- Your goal
What you return should be the full listing, word for word, without a single image.

== Input records ==

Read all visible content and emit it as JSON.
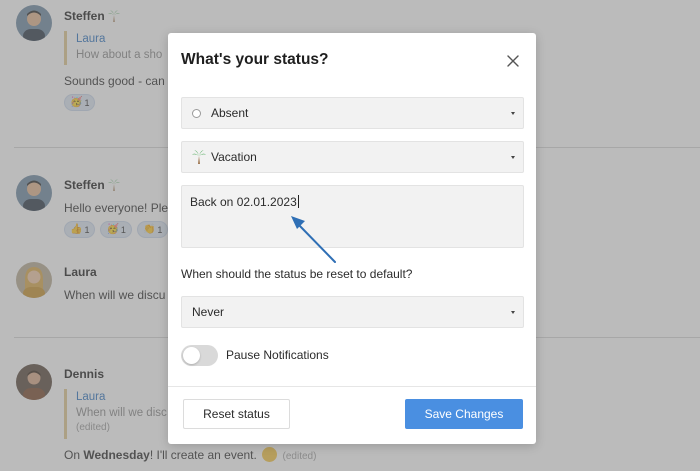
{
  "chat": {
    "messages": [
      {
        "author": "Steffen",
        "quote_author": "Laura",
        "quote_text": "How about a sho",
        "text": "Sounds good - can y",
        "reactions": [
          {
            "emoji": "celebrate",
            "count": "1"
          }
        ]
      },
      {
        "author": "Steffen",
        "text": "Hello everyone! Ple",
        "reactions": [
          {
            "emoji": "thumbs-up",
            "count": "1"
          },
          {
            "emoji": "celebrate",
            "count": "1"
          },
          {
            "emoji": "clap",
            "count": "1"
          }
        ]
      },
      {
        "author": "Laura",
        "text": "When will we discu"
      },
      {
        "author": "Dennis",
        "quote_author": "Laura",
        "quote_text": "When will we disc",
        "quote_edited": "(edited)",
        "text_before": "On ",
        "text_bold": "Wednesday",
        "text_after": "! I'll create an event.",
        "edited": "(edited)"
      }
    ]
  },
  "modal": {
    "title": "What's your status?",
    "presence_select": {
      "value": "Absent",
      "icon": "radio-circle-icon"
    },
    "status_select": {
      "value": "Vacation",
      "icon": "palm-tree-icon"
    },
    "status_message": {
      "value": "Back on 02.01.2023"
    },
    "reset_question": "When should the status be reset to default?",
    "reset_select": {
      "value": "Never"
    },
    "pause_notifications": {
      "label": "Pause Notifications",
      "enabled": false
    },
    "buttons": {
      "reset": "Reset status",
      "save": "Save Changes"
    }
  },
  "colors": {
    "save_button": "#4a8fe1",
    "arrow": "#2f6fb5",
    "quote_author": "#2f74c0",
    "overlay": "#787878"
  }
}
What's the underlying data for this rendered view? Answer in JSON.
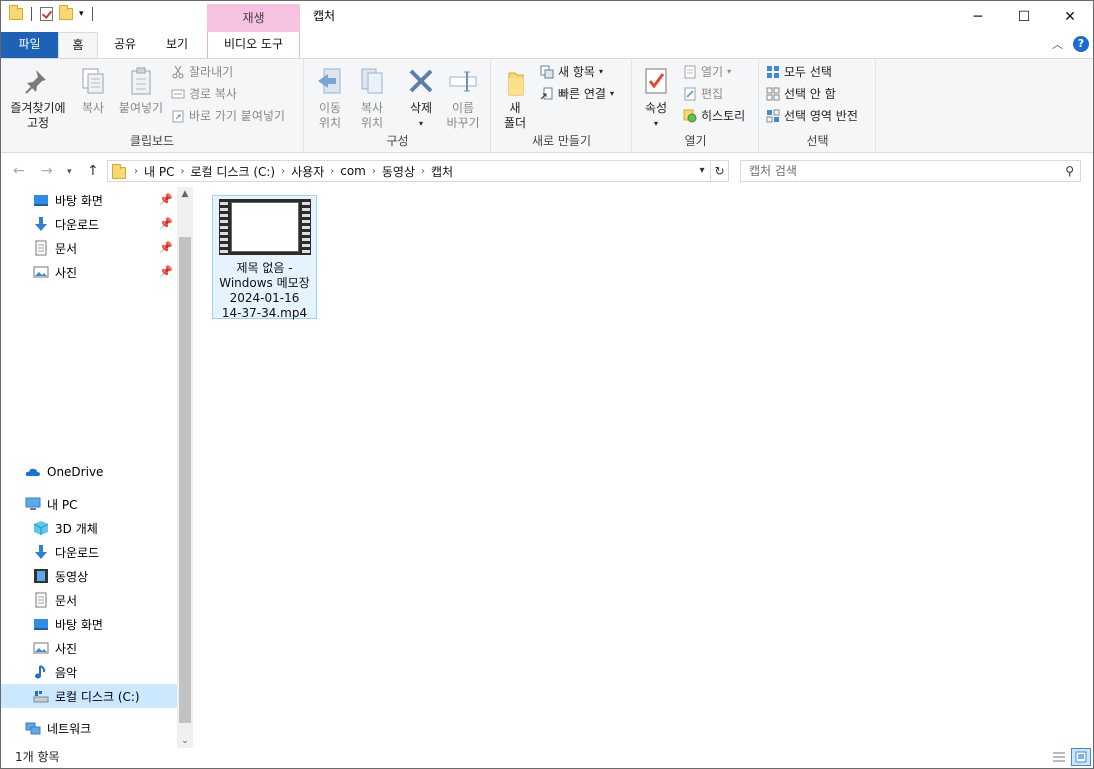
{
  "titlebar": {
    "title": "캡처",
    "context_tab": "재생",
    "controls": [
      "─",
      "☐",
      "✕"
    ]
  },
  "tabs": {
    "file": "파일",
    "home": "홈",
    "share": "공유",
    "view": "보기",
    "video_tools": "비디오 도구"
  },
  "ribbon": {
    "clipboard": {
      "label": "클립보드",
      "pin_quick": "즐겨찾기에\n고정",
      "copy": "복사",
      "paste": "붙여넣기",
      "cut": "잘라내기",
      "copy_path": "경로 복사",
      "paste_shortcut": "바로 가기 붙여넣기"
    },
    "organize": {
      "label": "구성",
      "move_to": "이동\n위치",
      "copy_to": "복사\n위치",
      "delete": "삭제",
      "rename": "이름\n바꾸기"
    },
    "new": {
      "label": "새로 만들기",
      "new_folder": "새\n폴더",
      "new_item": "새 항목",
      "easy_access": "빠른 연결"
    },
    "open": {
      "label": "열기",
      "properties": "속성",
      "open": "열기",
      "edit": "편집",
      "history": "히스토리"
    },
    "select": {
      "label": "선택",
      "select_all": "모두 선택",
      "select_none": "선택 안 함",
      "invert": "선택 영역 반전"
    }
  },
  "address": {
    "crumbs": [
      "내 PC",
      "로컬 디스크 (C:)",
      "사용자",
      "com",
      "동영상",
      "캡처"
    ],
    "search_placeholder": "캡처 검색"
  },
  "navpane": {
    "quick": [
      {
        "label": "바탕 화면",
        "icon": "desktop-icon"
      },
      {
        "label": "다운로드",
        "icon": "download-icon"
      },
      {
        "label": "문서",
        "icon": "document-icon"
      },
      {
        "label": "사진",
        "icon": "pictures-icon"
      }
    ],
    "onedrive": "OneDrive",
    "this_pc": "내 PC",
    "pc_items": [
      {
        "label": "3D 개체",
        "icon": "3d-objects-icon"
      },
      {
        "label": "다운로드",
        "icon": "download-icon"
      },
      {
        "label": "동영상",
        "icon": "videos-icon"
      },
      {
        "label": "문서",
        "icon": "document-icon"
      },
      {
        "label": "바탕 화면",
        "icon": "desktop-icon"
      },
      {
        "label": "사진",
        "icon": "pictures-icon"
      },
      {
        "label": "음악",
        "icon": "music-icon"
      },
      {
        "label": "로컬 디스크 (C:)",
        "icon": "drive-icon"
      }
    ],
    "network": "네트워크"
  },
  "files": [
    {
      "name_lines": [
        "제목 없음 -",
        "Windows 메모장",
        "2024-01-16",
        "14-37-34.mp4"
      ]
    }
  ],
  "status": {
    "count": "1개 항목"
  },
  "colors": {
    "file_tab": "#1d62b7",
    "context_tab": "#f7c2e0",
    "selection": "#cce8ff"
  }
}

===

- Answer below
Read all visible content and emit it as JSON.
{
  "chat": {
    "messages": [
      {
        "author": "Steffen",
        "quote_author": "Laura",
        "quote_text": "How about a sho",
        "text": "Sounds good - can y",
        "reactions": [
          {
            "emoji": "celebrate",
            "count": "1"
          }
        ]
      },
      {
        "author": "Steffen",
        "text": "Hello everyone! Ple",
        "reactions": [
          {
            "emoji": "thumbs-up",
            "count": "1"
          },
          {
            "emoji": "celebrate",
            "count": "1"
          },
          {
            "emoji": "clap",
            "count": "1"
          }
        ]
      },
      {
        "author": "Laura",
        "text": "When will we discu"
      },
      {
        "author": "Dennis",
        "quote_author": "Laura",
        "quote_text": "When will we disc",
        "quote_edited": "(edited)",
        "text_before": "On ",
        "text_bold": "Wednesday",
        "text_after": "! I'll create an event.",
        "edited": "(edited)"
      }
    ]
  },
  "modal": {
    "title": "What's your status?",
    "presence_select": {
      "value": "Absent",
      "icon": "radio-circle-icon"
    },
    "status_select": {
      "value": "Vacation",
      "icon": "palm-tree-icon"
    },
    "status_message": {
      "value": "Back on 02.01.2023"
    },
    "reset_question": "When should the status be reset to default?",
    "reset_select": {
      "value": "Never"
    },
    "pause_notifications": {
      "label": "Pause Notifications",
      "enabled": false
    },
    "buttons": {
      "reset": "Reset status",
      "save": "Save Changes"
    }
  },
  "colors": {
    "save_button": "#4a8fe1",
    "arrow": "#2f6fb5",
    "quote_author": "#2f74c0",
    "overlay": "#787878"
  }
}
What's the underlying data for this rendered view? Answer in JSON.
{
  "titlebar": {
    "title": "캡처",
    "context_tab": "재생",
    "controls": [
      "─",
      "☐",
      "✕"
    ]
  },
  "tabs": {
    "file": "파일",
    "home": "홈",
    "share": "공유",
    "view": "보기",
    "video_tools": "비디오 도구"
  },
  "ribbon": {
    "clipboard": {
      "label": "클립보드",
      "pin_quick": "즐겨찾기에\n고정",
      "copy": "복사",
      "paste": "붙여넣기",
      "cut": "잘라내기",
      "copy_path": "경로 복사",
      "paste_shortcut": "바로 가기 붙여넣기"
    },
    "organize": {
      "label": "구성",
      "move_to": "이동\n위치",
      "copy_to": "복사\n위치",
      "delete": "삭제",
      "rename": "이름\n바꾸기"
    },
    "new": {
      "label": "새로 만들기",
      "new_folder": "새\n폴더",
      "new_item": "새 항목",
      "easy_access": "빠른 연결"
    },
    "open": {
      "label": "열기",
      "properties": "속성",
      "open": "열기",
      "edit": "편집",
      "history": "히스토리"
    },
    "select": {
      "label": "선택",
      "select_all": "모두 선택",
      "select_none": "선택 안 함",
      "invert": "선택 영역 반전"
    }
  },
  "address": {
    "crumbs": [
      "내 PC",
      "로컬 디스크 (C:)",
      "사용자",
      "com",
      "동영상",
      "캡처"
    ],
    "search_placeholder": "캡처 검색"
  },
  "navpane": {
    "quick": [
      {
        "label": "바탕 화면",
        "icon": "desktop-icon"
      },
      {
        "label": "다운로드",
        "icon": "download-icon"
      },
      {
        "label": "문서",
        "icon": "document-icon"
      },
      {
        "label": "사진",
        "icon": "pictures-icon"
      }
    ],
    "onedrive": "OneDrive",
    "this_pc": "내 PC",
    "pc_items": [
      {
        "label": "3D 개체",
        "icon": "3d-objects-icon"
      },
      {
        "label": "다운로드",
        "icon": "download-icon"
      },
      {
        "label": "동영상",
        "icon": "videos-icon"
      },
      {
        "label": "문서",
        "icon": "document-icon"
      },
      {
        "label": "바탕 화면",
        "icon": "desktop-icon"
      },
      {
        "label": "사진",
        "icon": "pictures-icon"
      },
      {
        "label": "음악",
        "icon": "music-icon"
      },
      {
        "label": "로컬 디스크 (C:)",
        "icon": "drive-icon"
      }
    ],
    "network": "네트워크"
  },
  "files": [
    {
      "name_lines": [
        "제목 없음 -",
        "Windows 메모장",
        "2024-01-16",
        "14-37-34.mp4"
      ]
    }
  ],
  "status": {
    "count": "1개 항목"
  },
  "colors": {
    "file_tab": "#1d62b7",
    "context_tab": "#f7c2e0",
    "selection": "#cce8ff"
  }
}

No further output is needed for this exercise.